Hitting the Mark

Finally, and only after you are convinced your operation needs to advance, after you set an ambitious but achievable goal and develop a stepwise implementation plan should you now invest in technology to help you get there. Even this stage of the process can be daunting, but use your plan to guide you to the right technology and partners. Magenheim compares the process to trying to navigate to a distant location without using a map.

“If you don’t have a plan showing the two best ways to get there, you’re going to take 15 different backroads that dump you out into the middle of nowhere, run into dead ends and backtrack.” If you have a set of goals, an implementation plan with basic technology requirements and a budget, it will help you navigate the plethora of technology options.

Furthermore, just because your long-term business goals and technology requirements are ambitious, it does not mean that you cannot start small. Sometimes, it is best to walk before you run, which in ag tech can prevent you from overwhelming your employees and making investments you later regret.

Take, for example, finding basic software to accurately and easily track costs on a field-by-field basis. You and each employee can quickly jot a digital note to record every spray, irrigation event, tree training or cultivation that happens. Although it may not appear to revolutionize your operation, it may actually help you identify problems you were unaware of and opportunities for improvement.
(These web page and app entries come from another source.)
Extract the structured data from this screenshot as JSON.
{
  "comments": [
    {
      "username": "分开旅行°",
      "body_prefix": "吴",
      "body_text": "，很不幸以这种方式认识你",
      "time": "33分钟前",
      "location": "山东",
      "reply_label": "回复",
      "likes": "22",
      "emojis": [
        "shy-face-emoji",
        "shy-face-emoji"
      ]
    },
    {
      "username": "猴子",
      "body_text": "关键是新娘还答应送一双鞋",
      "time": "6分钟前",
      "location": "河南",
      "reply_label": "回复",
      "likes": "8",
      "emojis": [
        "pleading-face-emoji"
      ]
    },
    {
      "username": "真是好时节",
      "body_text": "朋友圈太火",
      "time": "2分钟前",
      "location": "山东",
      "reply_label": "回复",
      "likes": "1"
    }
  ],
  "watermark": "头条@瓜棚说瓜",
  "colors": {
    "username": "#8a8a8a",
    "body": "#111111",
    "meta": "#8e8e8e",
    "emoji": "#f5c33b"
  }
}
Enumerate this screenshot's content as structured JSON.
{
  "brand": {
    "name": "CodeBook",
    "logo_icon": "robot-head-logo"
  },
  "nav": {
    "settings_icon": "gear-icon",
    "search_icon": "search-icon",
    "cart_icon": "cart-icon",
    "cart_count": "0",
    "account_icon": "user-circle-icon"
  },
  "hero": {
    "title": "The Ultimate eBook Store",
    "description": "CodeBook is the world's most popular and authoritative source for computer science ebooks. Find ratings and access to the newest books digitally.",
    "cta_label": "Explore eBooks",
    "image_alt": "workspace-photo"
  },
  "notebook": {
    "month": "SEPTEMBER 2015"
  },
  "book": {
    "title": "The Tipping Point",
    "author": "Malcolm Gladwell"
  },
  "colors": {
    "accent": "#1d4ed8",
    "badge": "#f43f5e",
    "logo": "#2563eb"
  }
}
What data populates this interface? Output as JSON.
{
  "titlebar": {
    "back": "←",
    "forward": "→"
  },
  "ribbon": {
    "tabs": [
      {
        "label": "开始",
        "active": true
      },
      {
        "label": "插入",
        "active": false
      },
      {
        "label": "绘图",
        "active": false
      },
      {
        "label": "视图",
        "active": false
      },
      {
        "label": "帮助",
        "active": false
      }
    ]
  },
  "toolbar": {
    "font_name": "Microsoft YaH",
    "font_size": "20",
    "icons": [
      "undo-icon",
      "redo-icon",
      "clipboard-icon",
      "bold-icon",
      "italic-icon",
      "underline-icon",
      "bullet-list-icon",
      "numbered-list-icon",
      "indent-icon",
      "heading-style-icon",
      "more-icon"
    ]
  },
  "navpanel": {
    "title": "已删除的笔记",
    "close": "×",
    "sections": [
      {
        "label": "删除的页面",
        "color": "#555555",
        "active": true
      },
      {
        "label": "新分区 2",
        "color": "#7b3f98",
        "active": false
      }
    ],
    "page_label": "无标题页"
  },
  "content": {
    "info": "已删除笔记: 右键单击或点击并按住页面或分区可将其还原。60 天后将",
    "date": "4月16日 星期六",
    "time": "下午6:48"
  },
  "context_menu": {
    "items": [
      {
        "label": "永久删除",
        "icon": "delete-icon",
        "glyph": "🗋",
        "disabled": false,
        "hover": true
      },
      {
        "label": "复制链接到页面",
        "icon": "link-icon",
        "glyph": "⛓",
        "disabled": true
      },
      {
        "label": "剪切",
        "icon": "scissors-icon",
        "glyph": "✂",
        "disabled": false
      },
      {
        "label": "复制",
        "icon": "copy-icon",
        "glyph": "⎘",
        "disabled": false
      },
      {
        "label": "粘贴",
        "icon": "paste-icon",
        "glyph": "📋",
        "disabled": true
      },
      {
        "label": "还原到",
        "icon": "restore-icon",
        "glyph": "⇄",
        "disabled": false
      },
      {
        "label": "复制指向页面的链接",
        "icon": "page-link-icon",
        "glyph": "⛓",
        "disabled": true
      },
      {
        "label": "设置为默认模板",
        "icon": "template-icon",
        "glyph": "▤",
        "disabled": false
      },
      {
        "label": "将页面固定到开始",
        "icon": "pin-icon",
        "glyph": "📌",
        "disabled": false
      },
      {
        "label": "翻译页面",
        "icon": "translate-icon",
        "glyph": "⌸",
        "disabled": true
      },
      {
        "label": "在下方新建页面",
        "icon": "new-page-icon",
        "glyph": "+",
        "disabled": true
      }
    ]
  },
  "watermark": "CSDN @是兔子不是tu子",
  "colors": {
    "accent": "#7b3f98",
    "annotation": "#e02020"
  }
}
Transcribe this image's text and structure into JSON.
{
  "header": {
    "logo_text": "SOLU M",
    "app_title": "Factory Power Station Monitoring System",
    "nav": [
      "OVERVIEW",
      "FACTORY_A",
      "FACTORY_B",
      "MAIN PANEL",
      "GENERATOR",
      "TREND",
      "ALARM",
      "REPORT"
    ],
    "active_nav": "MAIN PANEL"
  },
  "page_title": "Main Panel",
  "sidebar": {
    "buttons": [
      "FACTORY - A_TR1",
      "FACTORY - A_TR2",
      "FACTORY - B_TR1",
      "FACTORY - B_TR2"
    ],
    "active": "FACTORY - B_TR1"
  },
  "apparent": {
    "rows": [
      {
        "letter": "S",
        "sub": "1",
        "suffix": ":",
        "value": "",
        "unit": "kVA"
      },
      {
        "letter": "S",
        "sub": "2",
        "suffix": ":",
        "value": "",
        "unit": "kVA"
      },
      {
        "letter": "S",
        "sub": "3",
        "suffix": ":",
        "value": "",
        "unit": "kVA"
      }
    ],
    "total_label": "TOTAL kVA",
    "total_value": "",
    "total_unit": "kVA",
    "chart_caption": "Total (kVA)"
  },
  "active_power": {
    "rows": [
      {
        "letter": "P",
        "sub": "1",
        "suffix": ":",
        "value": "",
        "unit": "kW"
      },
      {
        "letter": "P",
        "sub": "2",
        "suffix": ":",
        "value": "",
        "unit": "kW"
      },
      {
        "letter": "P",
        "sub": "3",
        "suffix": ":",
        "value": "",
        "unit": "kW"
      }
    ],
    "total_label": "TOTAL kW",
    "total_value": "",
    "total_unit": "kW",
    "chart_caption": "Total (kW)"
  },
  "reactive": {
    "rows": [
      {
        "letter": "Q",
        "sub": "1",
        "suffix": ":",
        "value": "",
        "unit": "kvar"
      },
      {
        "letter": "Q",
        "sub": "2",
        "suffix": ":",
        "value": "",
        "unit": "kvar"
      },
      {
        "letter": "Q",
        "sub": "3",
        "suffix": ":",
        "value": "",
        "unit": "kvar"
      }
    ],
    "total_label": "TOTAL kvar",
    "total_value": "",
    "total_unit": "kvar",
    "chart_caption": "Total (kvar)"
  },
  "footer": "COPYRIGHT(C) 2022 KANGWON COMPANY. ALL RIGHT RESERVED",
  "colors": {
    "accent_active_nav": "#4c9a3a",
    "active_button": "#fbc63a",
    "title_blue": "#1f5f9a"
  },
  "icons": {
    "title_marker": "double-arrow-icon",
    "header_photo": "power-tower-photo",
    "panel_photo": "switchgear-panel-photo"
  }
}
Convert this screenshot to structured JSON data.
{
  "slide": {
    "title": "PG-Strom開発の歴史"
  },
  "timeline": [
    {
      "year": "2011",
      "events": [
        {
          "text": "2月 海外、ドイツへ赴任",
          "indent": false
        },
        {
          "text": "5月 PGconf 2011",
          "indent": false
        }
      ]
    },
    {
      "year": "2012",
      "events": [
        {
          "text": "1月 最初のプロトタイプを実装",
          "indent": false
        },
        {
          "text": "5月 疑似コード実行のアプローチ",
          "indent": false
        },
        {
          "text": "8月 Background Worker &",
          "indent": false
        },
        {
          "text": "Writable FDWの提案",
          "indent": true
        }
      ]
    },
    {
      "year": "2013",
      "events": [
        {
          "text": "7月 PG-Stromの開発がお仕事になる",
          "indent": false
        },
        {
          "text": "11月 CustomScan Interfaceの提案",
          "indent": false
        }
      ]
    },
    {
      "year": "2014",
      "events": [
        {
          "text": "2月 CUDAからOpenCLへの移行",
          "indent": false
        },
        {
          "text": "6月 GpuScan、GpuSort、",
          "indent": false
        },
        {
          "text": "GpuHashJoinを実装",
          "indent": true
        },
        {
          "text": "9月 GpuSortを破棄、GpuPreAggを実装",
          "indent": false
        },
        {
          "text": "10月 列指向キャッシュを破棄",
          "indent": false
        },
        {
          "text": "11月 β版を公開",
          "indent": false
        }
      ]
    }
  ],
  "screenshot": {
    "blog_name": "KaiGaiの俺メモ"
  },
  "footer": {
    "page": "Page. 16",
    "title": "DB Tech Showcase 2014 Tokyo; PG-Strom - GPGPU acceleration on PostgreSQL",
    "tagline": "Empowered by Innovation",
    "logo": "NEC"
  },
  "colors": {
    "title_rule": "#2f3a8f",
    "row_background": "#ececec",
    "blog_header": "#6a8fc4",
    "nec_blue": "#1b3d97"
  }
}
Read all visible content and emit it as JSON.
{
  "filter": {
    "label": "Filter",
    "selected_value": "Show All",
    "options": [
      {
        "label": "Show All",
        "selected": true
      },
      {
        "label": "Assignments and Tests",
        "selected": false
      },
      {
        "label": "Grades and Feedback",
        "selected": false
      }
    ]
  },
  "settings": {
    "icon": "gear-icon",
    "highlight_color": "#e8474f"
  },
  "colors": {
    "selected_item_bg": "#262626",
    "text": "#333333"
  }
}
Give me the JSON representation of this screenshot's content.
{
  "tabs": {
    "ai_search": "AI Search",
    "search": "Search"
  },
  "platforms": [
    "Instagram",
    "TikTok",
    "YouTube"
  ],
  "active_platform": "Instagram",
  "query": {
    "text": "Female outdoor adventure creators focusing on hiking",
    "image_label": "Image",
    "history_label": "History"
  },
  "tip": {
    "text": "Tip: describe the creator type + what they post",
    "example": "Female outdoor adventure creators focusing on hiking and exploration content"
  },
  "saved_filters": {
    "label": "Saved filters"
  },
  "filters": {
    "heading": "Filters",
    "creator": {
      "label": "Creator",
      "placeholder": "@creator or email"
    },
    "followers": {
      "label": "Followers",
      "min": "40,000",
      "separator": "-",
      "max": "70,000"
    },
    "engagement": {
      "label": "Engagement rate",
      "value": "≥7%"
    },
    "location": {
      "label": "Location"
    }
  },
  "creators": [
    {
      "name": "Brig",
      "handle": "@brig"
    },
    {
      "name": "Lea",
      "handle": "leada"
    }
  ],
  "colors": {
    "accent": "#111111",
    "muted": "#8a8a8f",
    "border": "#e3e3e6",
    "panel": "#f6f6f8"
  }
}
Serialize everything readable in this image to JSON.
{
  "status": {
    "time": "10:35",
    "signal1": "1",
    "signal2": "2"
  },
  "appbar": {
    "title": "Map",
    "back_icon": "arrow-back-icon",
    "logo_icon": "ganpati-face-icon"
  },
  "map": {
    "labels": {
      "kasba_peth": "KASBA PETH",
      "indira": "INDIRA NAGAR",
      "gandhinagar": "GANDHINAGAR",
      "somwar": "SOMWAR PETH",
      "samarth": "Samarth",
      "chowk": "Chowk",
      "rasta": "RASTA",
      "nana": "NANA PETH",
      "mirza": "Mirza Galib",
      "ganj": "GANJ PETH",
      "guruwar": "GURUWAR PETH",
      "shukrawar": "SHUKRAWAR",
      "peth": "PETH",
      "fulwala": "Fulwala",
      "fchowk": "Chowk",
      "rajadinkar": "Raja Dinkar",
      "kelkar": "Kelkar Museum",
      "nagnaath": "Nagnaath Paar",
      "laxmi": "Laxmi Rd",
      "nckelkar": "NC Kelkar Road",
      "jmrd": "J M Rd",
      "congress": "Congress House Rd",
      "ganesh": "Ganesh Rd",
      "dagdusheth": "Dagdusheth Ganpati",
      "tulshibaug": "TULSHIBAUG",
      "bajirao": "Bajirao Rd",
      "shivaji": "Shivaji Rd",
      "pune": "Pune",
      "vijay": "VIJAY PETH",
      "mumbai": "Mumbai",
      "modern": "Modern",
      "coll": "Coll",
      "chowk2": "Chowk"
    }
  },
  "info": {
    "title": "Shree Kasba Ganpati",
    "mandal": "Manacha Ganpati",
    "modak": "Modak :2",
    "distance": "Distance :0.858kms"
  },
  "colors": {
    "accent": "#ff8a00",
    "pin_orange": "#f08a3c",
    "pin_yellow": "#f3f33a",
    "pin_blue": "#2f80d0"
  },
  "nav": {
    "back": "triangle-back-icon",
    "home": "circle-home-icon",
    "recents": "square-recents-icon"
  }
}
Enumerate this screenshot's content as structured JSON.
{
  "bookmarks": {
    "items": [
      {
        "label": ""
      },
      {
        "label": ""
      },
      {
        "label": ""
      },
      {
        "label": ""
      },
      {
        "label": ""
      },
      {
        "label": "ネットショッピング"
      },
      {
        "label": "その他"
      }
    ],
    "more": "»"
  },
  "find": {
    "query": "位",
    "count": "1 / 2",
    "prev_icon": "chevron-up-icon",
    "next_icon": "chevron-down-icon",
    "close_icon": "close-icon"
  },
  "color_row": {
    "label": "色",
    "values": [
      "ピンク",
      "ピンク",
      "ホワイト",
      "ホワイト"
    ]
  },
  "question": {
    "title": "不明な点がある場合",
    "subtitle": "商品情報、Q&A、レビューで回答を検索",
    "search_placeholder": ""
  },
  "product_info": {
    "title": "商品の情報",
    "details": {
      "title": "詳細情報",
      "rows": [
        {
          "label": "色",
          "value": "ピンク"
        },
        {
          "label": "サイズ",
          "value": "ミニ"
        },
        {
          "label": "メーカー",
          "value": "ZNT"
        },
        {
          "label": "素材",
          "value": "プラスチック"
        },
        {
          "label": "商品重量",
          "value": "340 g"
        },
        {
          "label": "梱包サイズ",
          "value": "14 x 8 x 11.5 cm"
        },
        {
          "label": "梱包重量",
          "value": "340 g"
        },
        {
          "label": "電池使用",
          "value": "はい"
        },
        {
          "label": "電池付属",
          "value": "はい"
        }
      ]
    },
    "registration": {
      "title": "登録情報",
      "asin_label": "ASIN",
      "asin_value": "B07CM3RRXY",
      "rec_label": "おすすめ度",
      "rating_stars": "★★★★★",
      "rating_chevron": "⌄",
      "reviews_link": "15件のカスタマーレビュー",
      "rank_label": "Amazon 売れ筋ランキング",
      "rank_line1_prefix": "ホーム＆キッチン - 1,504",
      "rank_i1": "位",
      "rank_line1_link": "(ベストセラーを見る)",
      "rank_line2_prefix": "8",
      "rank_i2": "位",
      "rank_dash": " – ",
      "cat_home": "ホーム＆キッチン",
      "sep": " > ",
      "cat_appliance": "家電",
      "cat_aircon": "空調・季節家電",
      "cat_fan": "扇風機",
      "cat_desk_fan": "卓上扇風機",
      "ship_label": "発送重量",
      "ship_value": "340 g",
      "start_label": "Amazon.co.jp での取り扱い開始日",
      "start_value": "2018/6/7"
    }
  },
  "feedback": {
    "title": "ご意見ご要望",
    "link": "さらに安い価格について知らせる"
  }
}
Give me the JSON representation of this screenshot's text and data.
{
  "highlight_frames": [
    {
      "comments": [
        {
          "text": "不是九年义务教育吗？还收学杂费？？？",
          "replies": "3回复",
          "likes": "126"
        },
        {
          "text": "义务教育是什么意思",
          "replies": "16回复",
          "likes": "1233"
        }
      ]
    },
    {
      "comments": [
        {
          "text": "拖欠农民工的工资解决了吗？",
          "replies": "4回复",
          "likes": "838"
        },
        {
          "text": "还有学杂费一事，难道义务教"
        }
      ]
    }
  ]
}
Magenheim often observes that, “Few growers try to figure out budgets versus actuals. So, as long as they are relatively close at the end of the year on the whole budget, it doesn’t matter if they spent double what they thought on this field and half on that field. But what is the point of putting a budget together and how do you know where to improve?” An annual spend of a couple hundred dollars for activity and cost-tracking software could help you identify thousands being lost by equipment downtime, employee performance disparities, irrigation scheduling problems or product procurement issues.

Building on Success

This kind of technology can add further value as it guides you to and helps you evaluate the performance of subsequent ag tech investments. The newly implemented technology and practices can be measured against your previous methods because you have baseline financial data for comparison. As the management consultant Peter Drucker famously stated, “If you can’t measure it, you can’t improve it.”

By setting ambitious business goals, stepwise plans to achieve them, and starting with small, manageable technology steps toward those goals, you will be able to achieve successes and build upon them. A few successful implementations under your belt will give you greater clarity and confidence that your business goals and technology roadmap are leading you in the right direction. Before long, you may find that your farm is that “farm of the future” that seemed so far from reality.